This arugula salad with orange vinaigrette has bright, sweet, and crunchy elements, making it an excellent palate cleanser to rich foods. Eat it all year to brighten up a Sunday gravy or grilled ribeye, or keep it light with a pile of simple grilled chicken. I'm partial to eating this light, fresh salad after my main course.
Arugula, or "rocket", is a delightfully light and wispy salad green that tastes somewhat peppery and slightly bitter. It's one of my favorite greens to use as a salad base because of how flavorful it is.
Arugula's peppery, lemony flavor pairs perfectly with a sweet vinaigrette. To make the vinaigrette, first supreme an orange and place its segments in the salad. Then, combine the remaining orange juice with white balsamic and olive oil to make a vinaigrette. See my Tok Tok tutorial on how to supreme an orange!
Additionally, arugula has almost no crunch at all, so it welcomes the addition of fennel-- finocchio in Italian-- a very crunchy vegetable with a slightly medicinal taste. I find its flavor similar to anise, licorice, and even celery. If you're not familiar with fennel, I highly suggest buying some and using it in your cooking.
For example, you might slice the bulb into salads like this one or dice it up to use in place of onions in pasta sauces. My recipe for Spicy Vodka Sauce with Peas also calls for sautéing diced fennel, so you can buy one fennel build and use it two ways! Fennel's tasty fronds can also act as an herbaceous garnish for soups and pasta dishes.

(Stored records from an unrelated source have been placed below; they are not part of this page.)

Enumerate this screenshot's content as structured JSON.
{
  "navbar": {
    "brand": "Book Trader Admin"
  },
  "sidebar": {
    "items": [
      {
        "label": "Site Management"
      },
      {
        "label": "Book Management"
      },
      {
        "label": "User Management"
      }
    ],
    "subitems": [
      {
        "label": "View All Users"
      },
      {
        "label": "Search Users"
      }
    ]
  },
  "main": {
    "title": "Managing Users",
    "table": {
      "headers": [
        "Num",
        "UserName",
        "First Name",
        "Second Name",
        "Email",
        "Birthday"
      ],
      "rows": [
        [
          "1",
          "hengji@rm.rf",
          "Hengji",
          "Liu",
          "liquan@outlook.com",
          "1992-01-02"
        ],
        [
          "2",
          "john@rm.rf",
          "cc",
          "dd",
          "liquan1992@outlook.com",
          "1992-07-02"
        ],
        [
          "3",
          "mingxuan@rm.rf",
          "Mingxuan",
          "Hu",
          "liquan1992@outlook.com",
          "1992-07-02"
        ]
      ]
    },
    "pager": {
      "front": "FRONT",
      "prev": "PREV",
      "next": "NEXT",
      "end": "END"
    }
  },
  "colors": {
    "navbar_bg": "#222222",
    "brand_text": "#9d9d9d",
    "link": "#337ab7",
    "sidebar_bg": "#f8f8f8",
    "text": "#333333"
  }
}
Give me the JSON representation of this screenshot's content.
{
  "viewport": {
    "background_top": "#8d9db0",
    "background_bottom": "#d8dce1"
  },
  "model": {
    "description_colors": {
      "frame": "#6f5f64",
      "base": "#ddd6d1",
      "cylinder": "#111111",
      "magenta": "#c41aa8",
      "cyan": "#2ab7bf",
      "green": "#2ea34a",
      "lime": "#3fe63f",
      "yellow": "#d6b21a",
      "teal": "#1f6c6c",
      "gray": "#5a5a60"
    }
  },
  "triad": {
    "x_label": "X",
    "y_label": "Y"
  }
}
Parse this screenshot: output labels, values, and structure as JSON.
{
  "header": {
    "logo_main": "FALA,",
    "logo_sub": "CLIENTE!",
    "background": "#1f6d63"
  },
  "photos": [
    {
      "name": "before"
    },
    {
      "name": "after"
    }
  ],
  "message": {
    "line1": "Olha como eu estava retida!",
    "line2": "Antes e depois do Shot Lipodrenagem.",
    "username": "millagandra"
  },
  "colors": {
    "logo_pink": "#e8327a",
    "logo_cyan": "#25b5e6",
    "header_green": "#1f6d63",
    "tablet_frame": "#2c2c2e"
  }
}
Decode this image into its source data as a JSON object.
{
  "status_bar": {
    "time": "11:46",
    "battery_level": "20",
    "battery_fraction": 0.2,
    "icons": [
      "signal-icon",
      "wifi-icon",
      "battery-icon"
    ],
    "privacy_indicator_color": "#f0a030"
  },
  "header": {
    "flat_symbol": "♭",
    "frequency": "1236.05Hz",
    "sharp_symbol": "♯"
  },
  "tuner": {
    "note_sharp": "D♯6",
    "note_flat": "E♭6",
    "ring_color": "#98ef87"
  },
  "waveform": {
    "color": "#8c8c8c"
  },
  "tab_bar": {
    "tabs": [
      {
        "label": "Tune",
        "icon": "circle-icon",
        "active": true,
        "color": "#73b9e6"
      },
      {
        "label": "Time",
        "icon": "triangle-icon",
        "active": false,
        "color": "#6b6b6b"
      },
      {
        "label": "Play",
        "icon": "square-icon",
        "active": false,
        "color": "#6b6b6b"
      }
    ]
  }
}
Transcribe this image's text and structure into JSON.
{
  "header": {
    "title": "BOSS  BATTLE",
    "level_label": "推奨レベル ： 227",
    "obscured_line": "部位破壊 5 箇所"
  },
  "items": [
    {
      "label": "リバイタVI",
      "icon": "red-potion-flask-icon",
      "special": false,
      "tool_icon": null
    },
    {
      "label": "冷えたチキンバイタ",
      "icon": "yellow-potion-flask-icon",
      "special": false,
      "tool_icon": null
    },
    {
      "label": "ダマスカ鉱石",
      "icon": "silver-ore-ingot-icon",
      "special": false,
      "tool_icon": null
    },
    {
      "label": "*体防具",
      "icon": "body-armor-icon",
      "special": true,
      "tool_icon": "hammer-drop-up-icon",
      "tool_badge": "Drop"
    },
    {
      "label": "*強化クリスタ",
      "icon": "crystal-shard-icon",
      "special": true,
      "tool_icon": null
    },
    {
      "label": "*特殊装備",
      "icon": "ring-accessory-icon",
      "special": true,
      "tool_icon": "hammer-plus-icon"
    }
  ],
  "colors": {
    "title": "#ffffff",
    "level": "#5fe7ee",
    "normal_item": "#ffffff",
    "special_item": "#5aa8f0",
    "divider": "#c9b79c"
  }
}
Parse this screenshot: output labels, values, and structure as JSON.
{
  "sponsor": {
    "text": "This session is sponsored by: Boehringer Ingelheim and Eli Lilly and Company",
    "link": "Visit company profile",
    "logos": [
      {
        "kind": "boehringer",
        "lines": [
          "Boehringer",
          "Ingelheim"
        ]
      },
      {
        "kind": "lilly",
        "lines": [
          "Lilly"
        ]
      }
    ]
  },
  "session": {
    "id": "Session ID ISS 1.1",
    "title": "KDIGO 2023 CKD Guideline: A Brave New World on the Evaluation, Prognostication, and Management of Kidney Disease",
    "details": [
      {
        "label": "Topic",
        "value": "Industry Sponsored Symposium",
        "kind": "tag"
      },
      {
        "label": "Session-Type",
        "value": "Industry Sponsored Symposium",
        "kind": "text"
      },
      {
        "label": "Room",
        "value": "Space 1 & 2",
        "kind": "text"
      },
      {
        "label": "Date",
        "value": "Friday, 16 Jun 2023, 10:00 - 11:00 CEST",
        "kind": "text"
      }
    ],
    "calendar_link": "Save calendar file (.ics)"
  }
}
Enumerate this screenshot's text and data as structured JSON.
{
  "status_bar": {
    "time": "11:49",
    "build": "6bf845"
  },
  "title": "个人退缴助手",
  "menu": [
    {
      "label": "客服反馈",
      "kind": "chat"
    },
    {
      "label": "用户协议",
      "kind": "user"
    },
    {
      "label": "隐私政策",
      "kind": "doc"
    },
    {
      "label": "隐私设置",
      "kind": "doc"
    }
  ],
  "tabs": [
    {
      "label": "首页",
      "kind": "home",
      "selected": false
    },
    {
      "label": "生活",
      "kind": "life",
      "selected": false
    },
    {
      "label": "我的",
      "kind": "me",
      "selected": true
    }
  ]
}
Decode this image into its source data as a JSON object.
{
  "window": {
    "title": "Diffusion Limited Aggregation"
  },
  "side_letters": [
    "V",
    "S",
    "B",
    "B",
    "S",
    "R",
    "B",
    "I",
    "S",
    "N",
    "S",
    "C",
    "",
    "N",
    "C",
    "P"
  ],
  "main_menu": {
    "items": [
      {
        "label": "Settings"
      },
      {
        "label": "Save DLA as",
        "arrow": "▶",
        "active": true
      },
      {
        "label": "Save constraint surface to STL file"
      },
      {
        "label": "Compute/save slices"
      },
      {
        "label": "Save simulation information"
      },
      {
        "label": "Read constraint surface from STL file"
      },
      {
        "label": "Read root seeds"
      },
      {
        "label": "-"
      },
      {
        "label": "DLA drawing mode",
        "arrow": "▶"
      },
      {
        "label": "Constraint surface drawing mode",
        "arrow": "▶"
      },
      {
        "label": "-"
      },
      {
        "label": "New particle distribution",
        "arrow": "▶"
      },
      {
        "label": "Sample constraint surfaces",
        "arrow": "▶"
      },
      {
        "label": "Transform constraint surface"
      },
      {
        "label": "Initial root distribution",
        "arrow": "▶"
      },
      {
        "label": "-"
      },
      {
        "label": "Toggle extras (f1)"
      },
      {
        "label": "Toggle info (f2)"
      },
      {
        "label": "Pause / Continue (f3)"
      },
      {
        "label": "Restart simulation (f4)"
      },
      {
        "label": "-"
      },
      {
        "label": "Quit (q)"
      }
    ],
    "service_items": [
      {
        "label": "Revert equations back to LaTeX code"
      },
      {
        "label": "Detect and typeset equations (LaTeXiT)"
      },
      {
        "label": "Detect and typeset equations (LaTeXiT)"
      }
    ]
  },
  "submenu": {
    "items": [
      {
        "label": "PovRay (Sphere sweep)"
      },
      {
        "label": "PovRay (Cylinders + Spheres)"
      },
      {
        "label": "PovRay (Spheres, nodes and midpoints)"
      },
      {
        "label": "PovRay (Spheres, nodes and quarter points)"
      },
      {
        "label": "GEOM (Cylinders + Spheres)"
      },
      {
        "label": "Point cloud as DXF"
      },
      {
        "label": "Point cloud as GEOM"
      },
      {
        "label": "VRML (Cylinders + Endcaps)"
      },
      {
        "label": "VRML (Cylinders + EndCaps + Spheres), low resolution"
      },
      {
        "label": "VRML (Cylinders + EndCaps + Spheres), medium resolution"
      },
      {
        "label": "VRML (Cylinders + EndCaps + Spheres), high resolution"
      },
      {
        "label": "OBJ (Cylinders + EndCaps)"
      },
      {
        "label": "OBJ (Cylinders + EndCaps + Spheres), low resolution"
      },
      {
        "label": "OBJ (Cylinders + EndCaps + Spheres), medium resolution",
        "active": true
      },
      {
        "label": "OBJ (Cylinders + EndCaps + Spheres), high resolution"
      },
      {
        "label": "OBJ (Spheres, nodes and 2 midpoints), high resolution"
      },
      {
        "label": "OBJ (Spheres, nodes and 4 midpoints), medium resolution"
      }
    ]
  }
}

Fennel and onion have some similarities, but are different enough that one without the other makes this salad less delicious. While testing the recipe, I decided that either red or white onion works well in this salad. You can decide which type to use based on your color preference. For instance, use white onion to achieve a more monochromatic look and milder taste. For more contrast and slightly stronger flavor, use a red onion.
Finally, the remaining element of this arugula salad with orange vinaigrette is something nutty. Parmesan is nutty and happens to be one of my favorite salad ingredients. When finely grated it helps bind the dressing to the lettuce. On the other hand, shaved parmesan has more of a bite and keeps the salad looking clean and elegant. You choose!
Salad as a Palate Cleanser
It's not uncommon in many Italian or Italian American households to eat salad after the main course. You may think salad wouldn't be so appealing after eating a full meal, but I'm here to disagree with that assumption. The light arugula, sweet citrus, and crunchy fennel in this salad combine to form the palate cleanser. It's almost like eating dessert... almost.Print
- 6 oz arugula
- 1 orange
- 1-2 oz red or white onion, thinly sliced
- ½ of a fennel bulb, thinly sliced
- 1oz parmesan cheese, shaved or coarsely grated
- ⅛ cup Olive oil
- ⅛ cup white balsamic vinegar
- salt and pepper to taste
- Plate arugula in a large salad serving bowl. Slice the fennel and onion and arrange over the arugula.
- Supreme 1 orange and add segments to the salad, then squeeze the juice from of the remaining membranes into a small bowl.
- Add the olive oil and white balsamic vinegar to the bowl with the orange juice, season with pinches of salt and pepper, and whisk to combine.
- Top salad with shaved parmesan (use a vegetable peeler to shave the parmesan cheese) and pour the dressing over the salad. Toss to combine when ready to eat it.